I seem to recall Trump and his weaponization of the government to lock up his political enemies. Looks like he will get what he has asked for. His legal problems are only beginning. For the sake of our country and democracy may this be a wake up call to his misguided supporters as well as other despots, dictators and authoritarian “strongmen.” You are not welcome here. Every dog has his day.
It is time this is ended. No one is above the law.
—Mary Jo Albert
Regarding Question 2, let us be honest: Everything—and I mean everything—about The Former Queens Man involves some kind of “political motivation”, either for or against him. But a grand jury has found reason to bring criminal charges against TFQM, so…Fiat justitia ruat caelum — “let justice be done though the heavens fall”. Democracy and the rule of law will grow stronger over the next several years as the TFQM Legal Marathon plays out and he faces multiple criminal charges in New York City, Georgia, and Florida. Or should we just do what he asked of Georgia Secretary of State Brad Raffensberger: “Gimme a break! What I want to do is this. I just want to find, uh, 11,780 votes, which is one more than [the 11,779 vote margin of defeat] we have, because we won the state.” No breaks will be forthcoming. Thanks for publishing the poll.
—William McLane, Rochester
As President Trump so stated, and as we all know, this is a political witch-hunt that has been going on now since 2016. He WILL overcome this as he has with all the other stuff he has been thru.
No one is above the law.

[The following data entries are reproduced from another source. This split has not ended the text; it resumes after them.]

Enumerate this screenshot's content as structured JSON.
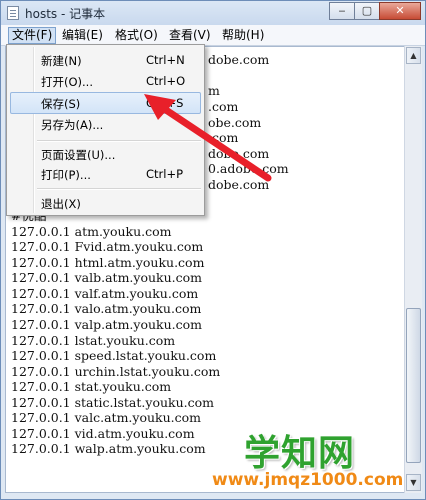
{
  "window": {
    "title": "hosts - 记事本"
  },
  "menubar": {
    "items": [
      {
        "label": "文件(F)"
      },
      {
        "label": "编辑(E)"
      },
      {
        "label": "格式(O)"
      },
      {
        "label": "查看(V)"
      },
      {
        "label": "帮助(H)"
      }
    ]
  },
  "file_menu": {
    "items": [
      {
        "label": "新建(N)",
        "shortcut": "Ctrl+N"
      },
      {
        "label": "打开(O)...",
        "shortcut": "Ctrl+O"
      },
      {
        "label": "保存(S)",
        "shortcut": "Ctrl+S"
      },
      {
        "label": "另存为(A)..."
      },
      {
        "label": "页面设置(U)..."
      },
      {
        "label": "打印(P)...",
        "shortcut": "Ctrl+P"
      },
      {
        "label": "退出(X)"
      }
    ]
  },
  "editor": {
    "hidden_fragments": [
      "dobe.com",
      "m",
      ".com",
      "obe.com",
      ".com",
      "dobe.com",
      "0.adobe.com",
      "dobe.com",
      "#优酷"
    ],
    "lines": [
      "127.0.0.1 atm.youku.com",
      "127.0.0.1 Fvid.atm.youku.com",
      "127.0.0.1 html.atm.youku.com",
      "127.0.0.1 valb.atm.youku.com",
      "127.0.0.1 valf.atm.youku.com",
      "127.0.0.1 valo.atm.youku.com",
      "127.0.0.1 valp.atm.youku.com",
      "127.0.0.1 lstat.youku.com",
      "127.0.0.1 speed.lstat.youku.com",
      "127.0.0.1 urchin.lstat.youku.com",
      "127.0.0.1 stat.youku.com",
      "127.0.0.1 static.lstat.youku.com",
      "127.0.0.1 valc.atm.youku.com",
      "127.0.0.1 vid.atm.youku.com",
      "127.0.0.1 walp.atm.youku.com"
    ]
  },
  "watermark": {
    "main": "学知网",
    "url": "www.jmqz1000.com"
  },
  "colors": {
    "arrow": "#e8202a",
    "watermark_main": "#2fa22f",
    "watermark_url": "#f08a16"
  }
}
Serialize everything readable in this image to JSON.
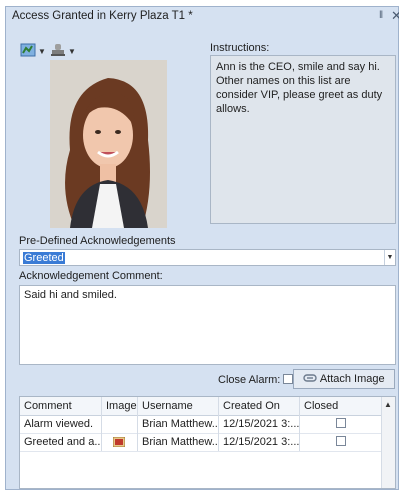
{
  "window": {
    "title": "Access Granted in Kerry Plaza T1  *",
    "pin_glyph": "‖",
    "close_glyph": "✕"
  },
  "toolbar": {
    "icons": [
      "map-icon",
      "stamp-icon"
    ],
    "colors": {
      "map": "#4a7fc0",
      "stamp": "#8a8a8a"
    }
  },
  "instructions": {
    "label": "Instructions:",
    "text": "Ann is the CEO, smile and say hi. Other names on this list are consider VIP, please greet as duty allows."
  },
  "acknowledgements": {
    "label": "Pre-Defined Acknowledgements",
    "selected": "Greeted"
  },
  "comment": {
    "label": "Acknowledgement Comment:",
    "value": "Said hi and smiled."
  },
  "close_alarm": {
    "label": "Close Alarm:",
    "checked": false
  },
  "attach": {
    "label": "Attach Image",
    "icon": "paperclip-icon"
  },
  "grid": {
    "columns": [
      "Comment",
      "Image",
      "Username",
      "Created On",
      "Closed"
    ],
    "rows": [
      {
        "comment": "Alarm viewed.",
        "image": "",
        "username": "Brian Matthew...",
        "created": "12/15/2021 3:...",
        "closed": false
      },
      {
        "comment": "Greeted and a...",
        "image": "image-thumbnail-icon",
        "username": "Brian Matthew...",
        "created": "12/15/2021 3:...",
        "closed": false
      }
    ]
  },
  "colors": {
    "panel": "#d5e1f1",
    "selection": "#3a7bd5"
  }
}
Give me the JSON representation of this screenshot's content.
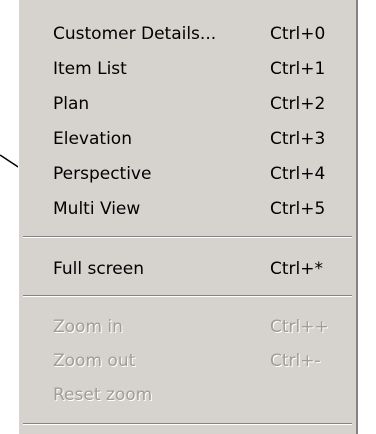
{
  "menu": {
    "items": [
      {
        "label": "Customer Details...",
        "shortcut": "Ctrl+0",
        "enabled": true
      },
      {
        "label": "Item List",
        "shortcut": "Ctrl+1",
        "enabled": true
      },
      {
        "label": "Plan",
        "shortcut": "Ctrl+2",
        "enabled": true
      },
      {
        "label": "Elevation",
        "shortcut": "Ctrl+3",
        "enabled": true
      },
      {
        "label": "Perspective",
        "shortcut": "Ctrl+4",
        "enabled": true
      },
      {
        "label": "Multi View",
        "shortcut": "Ctrl+5",
        "enabled": true
      },
      {
        "label": "Full screen",
        "shortcut": "Ctrl+*",
        "enabled": true
      },
      {
        "label": "Zoom in",
        "shortcut": "Ctrl++",
        "enabled": false
      },
      {
        "label": "Zoom out",
        "shortcut": "Ctrl+-",
        "enabled": false
      },
      {
        "label": "Reset zoom",
        "shortcut": "",
        "enabled": false
      }
    ]
  },
  "colors": {
    "menu_background": "#d6d3ce",
    "disabled_text": "#a09d98",
    "separator_dark": "#848284",
    "separator_light": "#ffffff",
    "arrow": "#000000"
  },
  "annotation": {
    "arrow_icon": "annotation-arrow-icon"
  }
}
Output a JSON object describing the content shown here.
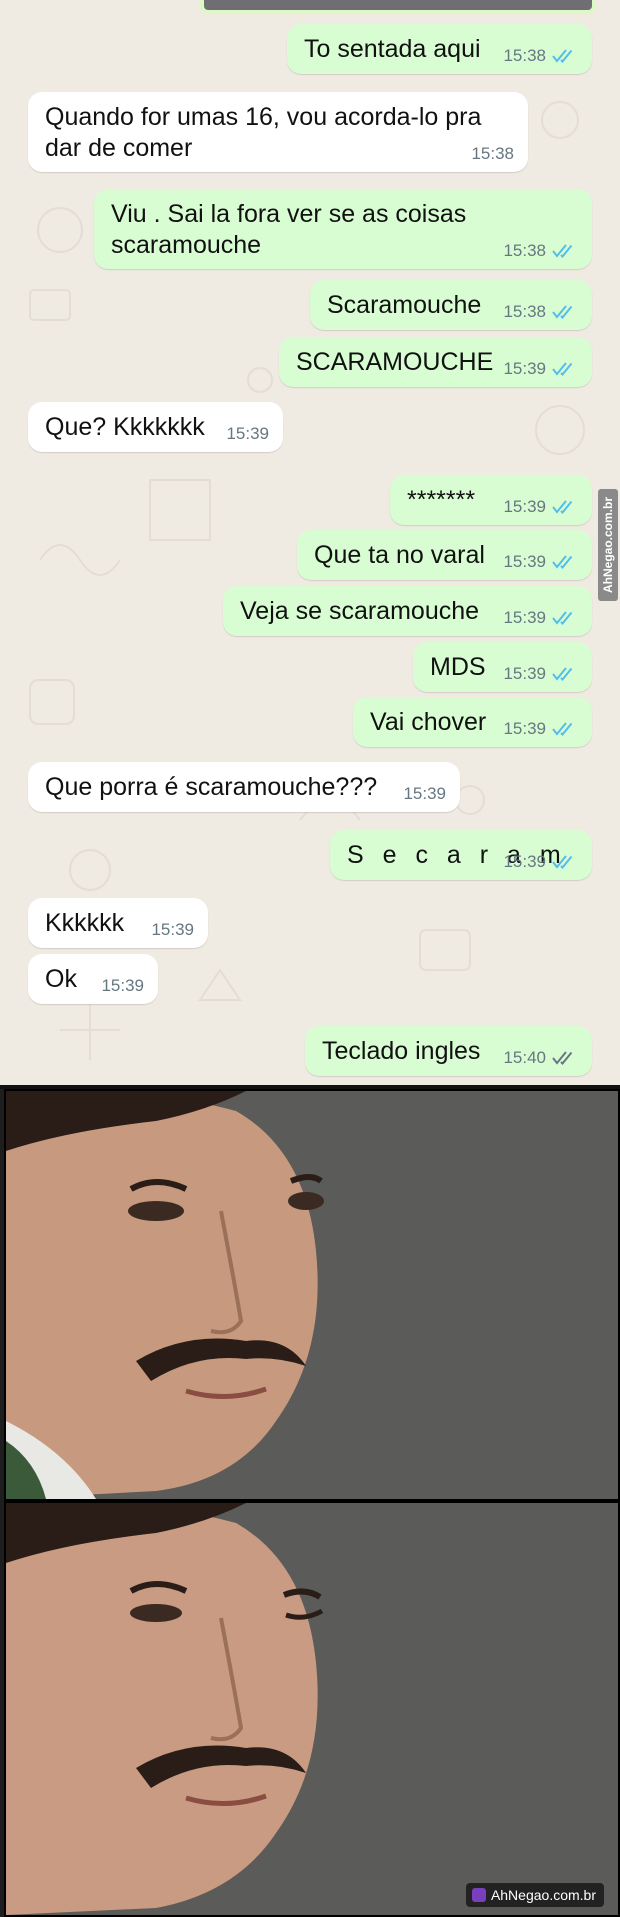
{
  "colors": {
    "outgoing_bubble": "#d9fdd3",
    "incoming_bubble": "#ffffff",
    "chat_background": "#efeae2",
    "read_ticks": "#53bdeb",
    "delivered_ticks": "#667781"
  },
  "messages": [
    {
      "text": "To sentada aqui",
      "time": "15:38",
      "status": "read"
    },
    {
      "text": "Quando for umas 16, vou acorda-lo pra dar de comer",
      "time": "15:38"
    },
    {
      "text": "Viu . Sai la fora ver se as coisas scaramouche",
      "time": "15:38",
      "status": "read"
    },
    {
      "text": "Scaramouche",
      "time": "15:38",
      "status": "read"
    },
    {
      "text": "SCARAMOUCHE",
      "time": "15:39",
      "status": "read"
    },
    {
      "text": "Que? Kkkkkkk",
      "time": "15:39"
    },
    {
      "text": "*******",
      "time": "15:39",
      "status": "read"
    },
    {
      "text": "Que ta no varal",
      "time": "15:39",
      "status": "read"
    },
    {
      "text": "Veja se scaramouche",
      "time": "15:39",
      "status": "read"
    },
    {
      "text": "MDS",
      "time": "15:39",
      "status": "read"
    },
    {
      "text": "Vai chover",
      "time": "15:39",
      "status": "read"
    },
    {
      "text": "Que porra é scaramouche???",
      "time": "15:39"
    },
    {
      "text": "S e c a r a m",
      "time": "15:39",
      "status": "read"
    },
    {
      "text": "Kkkkkk",
      "time": "15:39"
    },
    {
      "text": "Ok",
      "time": "15:39"
    },
    {
      "text": "Teclado ingles",
      "time": "15:40",
      "status": "delivered"
    }
  ],
  "watermark": {
    "side_text": "AhNegao.com.br",
    "badge_text": "AhNegao.com.br"
  },
  "meme_panels": [
    {
      "icon": "man-with-mustache-smirking"
    },
    {
      "icon": "man-with-mustache-winking"
    }
  ]
}
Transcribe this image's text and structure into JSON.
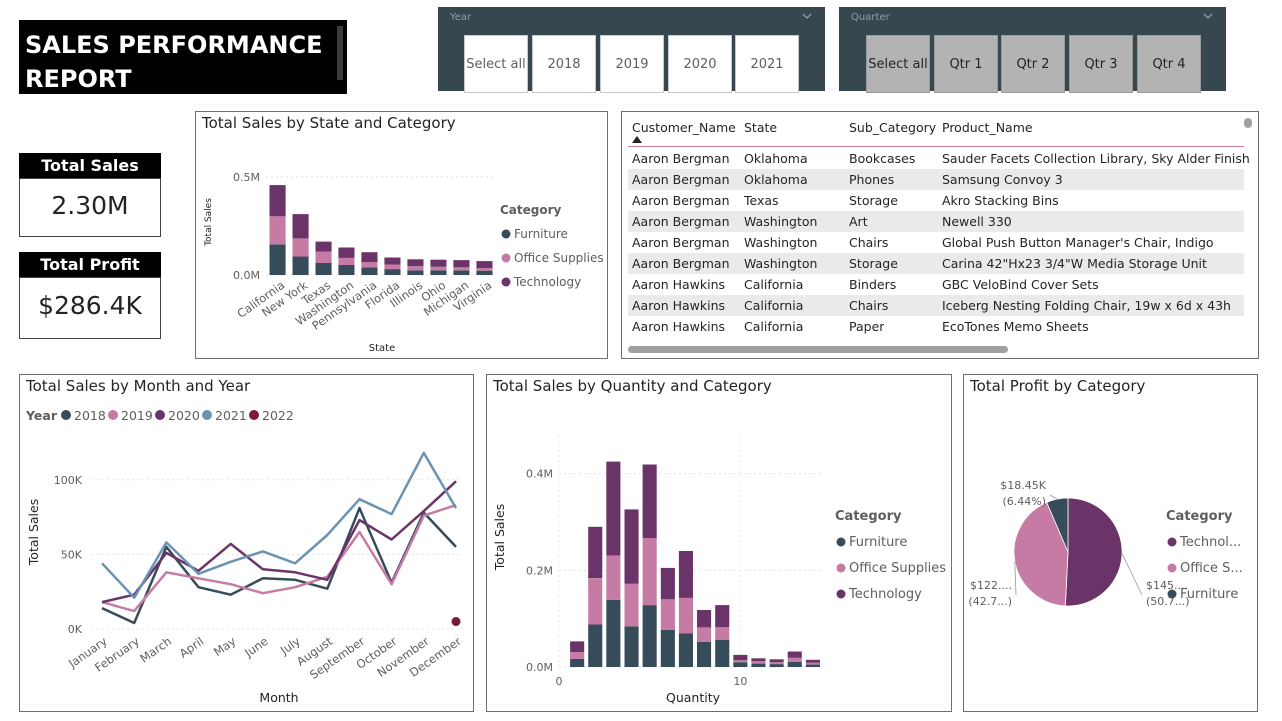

Paul Ericson is Rochester Beacon executive editor. The Beacon welcomes comments and letters from readers who adhere to our comment policy including use of their full, real name. Submissions to the Letters page should be sent to [email protected].